Bore Condition: The bore is bright and the rifling is pronounced and undamaged. There is no erosion. You could not expect a better bore for a rifle of this caliber and age.
Overall Condition: This rifle retains about 10% of its metal finish. The balance of the finish shows thinned blue on the trigger guard and lower tang. The case coloring on the frame has completely muted, though there is no evidence of cleaning or erosion as the engraving is sharp and metal is smooth. There is a darker but still light patina on the barrel, with a beautiful and visible Damascus scene. The edges have thinned a bit towards white and there are a couple of light dings. Even the rings have a beautiful Damascus scene. The screw heads are lightly marked. The markings are clear. Overall, this rifle rates in about Fine condition.
Mechanics: The action functions correctly, with a very light trigger pull. We have not fired this rifle and we cannot get the hammer lock to engage the hammer. Dried oil may have seized it in place, and it appears the hammer at full cock is too far back to catch the lock.
Box, Paperwork & Accessories: None
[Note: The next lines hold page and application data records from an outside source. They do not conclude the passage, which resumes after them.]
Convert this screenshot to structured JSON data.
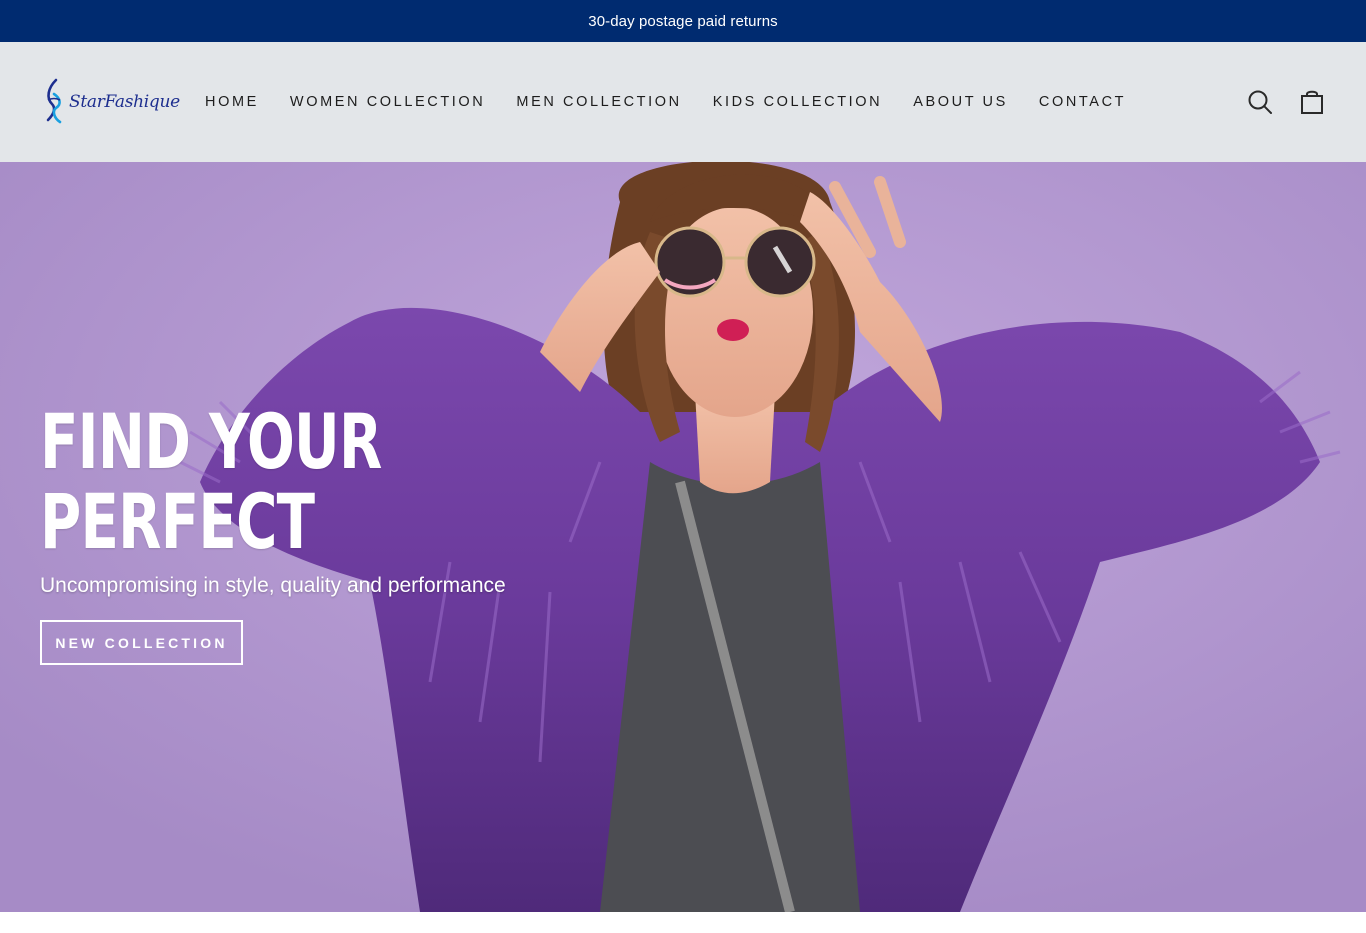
{
  "announcement": {
    "text": "30-day postage paid returns"
  },
  "header": {
    "logo_text": "StarFashique",
    "nav": [
      {
        "label": "HOME"
      },
      {
        "label": "WOMEN COLLECTION"
      },
      {
        "label": "MEN COLLECTION"
      },
      {
        "label": "KIDS COLLECTION"
      },
      {
        "label": "ABOUT US"
      },
      {
        "label": "CONTACT"
      }
    ],
    "icons": {
      "search": "search-icon",
      "cart": "shopping-bag-icon"
    }
  },
  "hero": {
    "title_line1": "FIND YOUR",
    "title_line2": "PERFECT",
    "subtitle": "Uncompromising in style, quality and performance",
    "button_label": "NEW COLLECTION"
  },
  "colors": {
    "announcement_bg": "#002b70",
    "header_bg": "#e3e6e9",
    "hero_bg": "#b59ad2",
    "coat_purple": "#6b3a9c",
    "text_dark": "#1d1d1d"
  }
}
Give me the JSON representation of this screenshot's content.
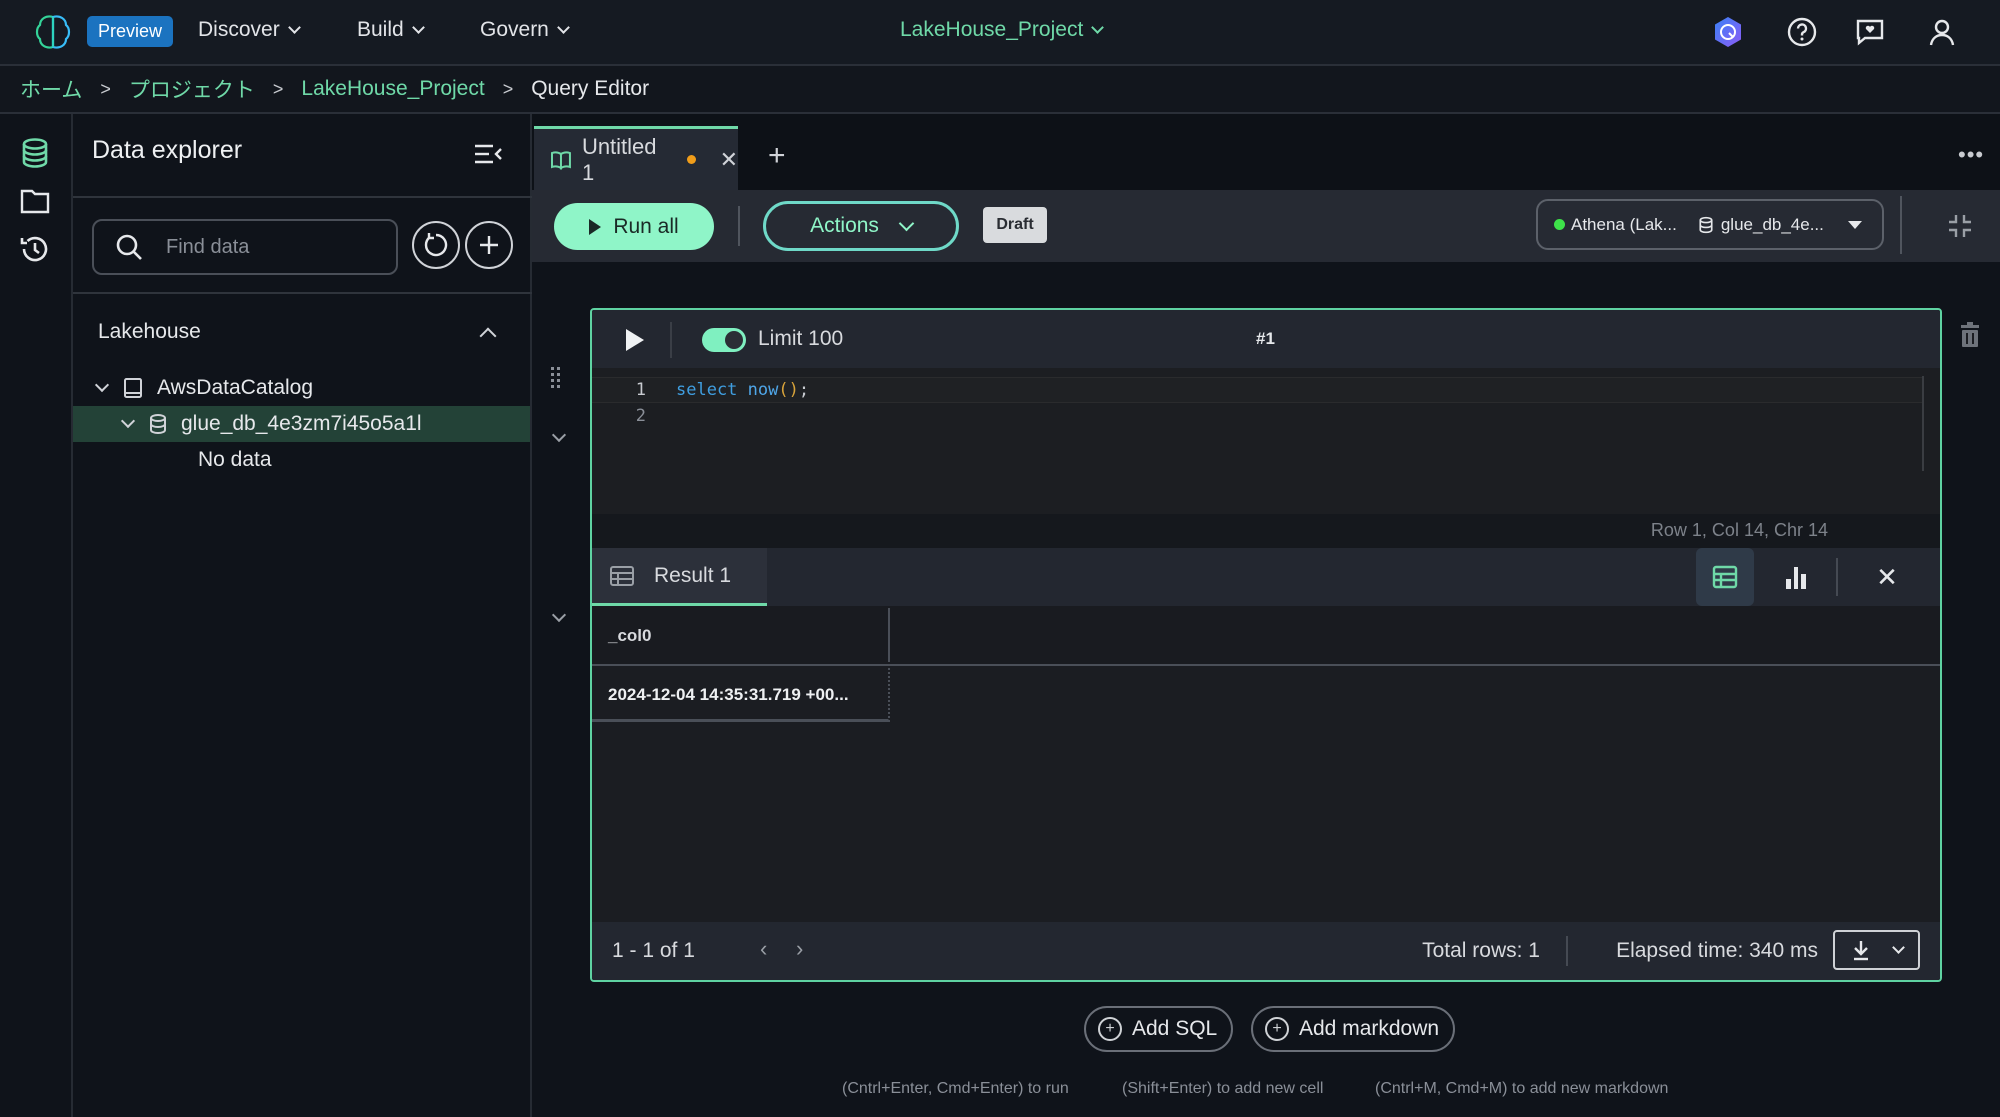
{
  "topbar": {
    "preview_badge": "Preview",
    "nav": [
      {
        "label": "Discover"
      },
      {
        "label": "Build"
      },
      {
        "label": "Govern"
      }
    ],
    "project_selector": "LakeHouse_Project"
  },
  "breadcrumb": {
    "items": [
      "ホーム",
      "プロジェクト",
      "LakeHouse_Project"
    ],
    "current": "Query Editor"
  },
  "sidebar": {
    "title": "Data explorer",
    "search_placeholder": "Find data",
    "section": "Lakehouse",
    "tree": [
      {
        "label": "AwsDataCatalog",
        "icon": "catalog-icon",
        "expanded": true
      },
      {
        "label": "glue_db_4e3zm7i45o5a1l",
        "icon": "database-icon",
        "expanded": true,
        "selected": true
      },
      {
        "label": "No data"
      }
    ]
  },
  "tabs": [
    {
      "label": "Untitled 1",
      "unsaved": true,
      "active": true
    }
  ],
  "toolbar": {
    "run_all": "Run all",
    "actions": "Actions",
    "status_badge": "Draft",
    "connection": "Athena (Lak...",
    "database": "glue_db_4e..."
  },
  "cell": {
    "limit_enabled": true,
    "limit_label": "Limit 100",
    "cell_number": "#1",
    "code_lines": [
      {
        "num": "1",
        "tokens": [
          {
            "t": "select",
            "c": "kw"
          },
          {
            "t": " ",
            "c": "punc"
          },
          {
            "t": "now",
            "c": "fn"
          },
          {
            "t": "()",
            "c": "paren"
          },
          {
            "t": ";",
            "c": "punc"
          }
        ]
      },
      {
        "num": "2",
        "tokens": []
      }
    ],
    "cursor_status": "Row 1,  Col 14,  Chr 14"
  },
  "result": {
    "tab_label": "Result 1",
    "columns": [
      "_col0"
    ],
    "rows": [
      [
        "2024-12-04 14:35:31.719 +00..."
      ]
    ],
    "pager": "1 - 1 of 1",
    "total_rows": "Total rows: 1",
    "elapsed": "Elapsed time: 340 ms",
    "active_view": "table"
  },
  "footer": {
    "add_sql": "Add SQL",
    "add_markdown": "Add markdown",
    "hints": [
      "(Cntrl+Enter, Cmd+Enter) to run",
      "(Shift+Enter) to add new cell",
      "(Cntrl+M, Cmd+M) to add new markdown"
    ]
  },
  "colors": {
    "accent": "#6fd9a8",
    "run_button": "#8ff5c8",
    "preview_badge": "#1b73c0",
    "unsaved_dot": "#f09d1a",
    "connection_ok": "#3ee24a"
  }
}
Our Assessment: This is a beautiful large bore rifle manufactured by a very notable and extremely talented gun maker. This rifle has a lot of condition, surprisingly good engraving and a striking Damascus scene. All of the numbers match on this rifle and the only thing that we can point out detracting from this beauty is the repair to the stock. This was a very large game, and very large bore single projectile rifle from the 1850s.
Here is a bit of history on the company.
Samuel & Charles were sons & grandsons of gun maker William Smith –
William Smith was apprenticed to a John Joyner in 1766, and then turned over to a William Shepherd in 1771.
He was recorded as a gun lock maker in St James’s in 1792, and again in St Pancras in 1800.
In 1805 (some reports say 1801 but this has not been confirmed) he established a business at 34 Tottenham Court Road and traded as a gun maker.
In 1806 the firm moved to 2 New Lisle Street.
In 1812 he patented an “early quick firing” gun lock (No. 3588).
In 1817 he was appointed Gunmaker-in-Ordinary to the Prince Regent and moved to 59 Princes Street, Leicester Square.
In 1820 when the Prince Regent became King George IV he was appointed Gunmaker-in-Ordinary and the following year moved to 64 Princes Street. By this time he had been appointed Gunmaker to the Emperor of Russia and the King of Bavaria.
In 1825 (some reports say 1823) William was succeeded by his son Samuel (1794-1855) and the name of the firm changed to Samuel Smith (some reports say Samuel Smith & Co).
Samuel patented a percussion cap and nipple, the “Imperial,” in 1830 (No. 5978). This cap was larger than normal and the firm provided interchangeable hammer noses to fit the different sizes.
In 1831 Samuel submitted a percussion musket to the Board of Ordnance but it was rejected.
In 1834 Samuel’s brother, Charles, joined him and the firm became Samuel & Charles Smith (Sam’L & C. Smith).
Between 1835 and 1837 they were appointed Gun Makers to His Majesty (William IV) and also to the Duke of Gloucester.
The firm continued to make flintlock guns until about 1850.
In 1855 Samuel died.
Presumably Charles had pre-deceased him, because Samuel’s two sons, also Samuel and Charles, took over the firm.
In 1867 Samuel (Jnr) patented a breechloader (No. 1075).
In 1870 the firm moved to 18 Oxenden Street, Haymarket, Samuel and Charles occupied these premises until 1875 when the firm closed down and they appear to have emigrated to Australia.